Hopefully, the statement addressed by President Jokowi on the Agrarian Reform Task Force Summit in Wakatobi, Southeast Sulawesi, on 9 June could give light of hope. The President reminded that all ministries, institutions, local and central governments should be integrated to resolve land conundrum among the community.

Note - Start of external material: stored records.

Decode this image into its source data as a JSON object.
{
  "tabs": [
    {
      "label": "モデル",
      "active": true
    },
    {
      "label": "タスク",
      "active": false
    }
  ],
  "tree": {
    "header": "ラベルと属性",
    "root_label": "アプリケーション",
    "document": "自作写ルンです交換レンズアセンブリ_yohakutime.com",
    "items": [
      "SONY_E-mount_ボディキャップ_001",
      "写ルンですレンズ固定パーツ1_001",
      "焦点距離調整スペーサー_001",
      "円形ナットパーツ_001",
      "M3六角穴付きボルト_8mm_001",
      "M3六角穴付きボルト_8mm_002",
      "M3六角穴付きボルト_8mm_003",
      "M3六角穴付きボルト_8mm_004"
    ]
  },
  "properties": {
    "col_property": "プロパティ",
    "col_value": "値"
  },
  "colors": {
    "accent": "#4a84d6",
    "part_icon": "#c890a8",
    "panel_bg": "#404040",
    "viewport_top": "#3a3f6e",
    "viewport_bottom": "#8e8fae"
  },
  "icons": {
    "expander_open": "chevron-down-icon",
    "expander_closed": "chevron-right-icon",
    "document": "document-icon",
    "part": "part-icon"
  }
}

The roles of indigenous peoples, small fishers, researchers, and other stakeholders might not be overlooked for a better ecological improvement.
Editor: Leo Wahyudi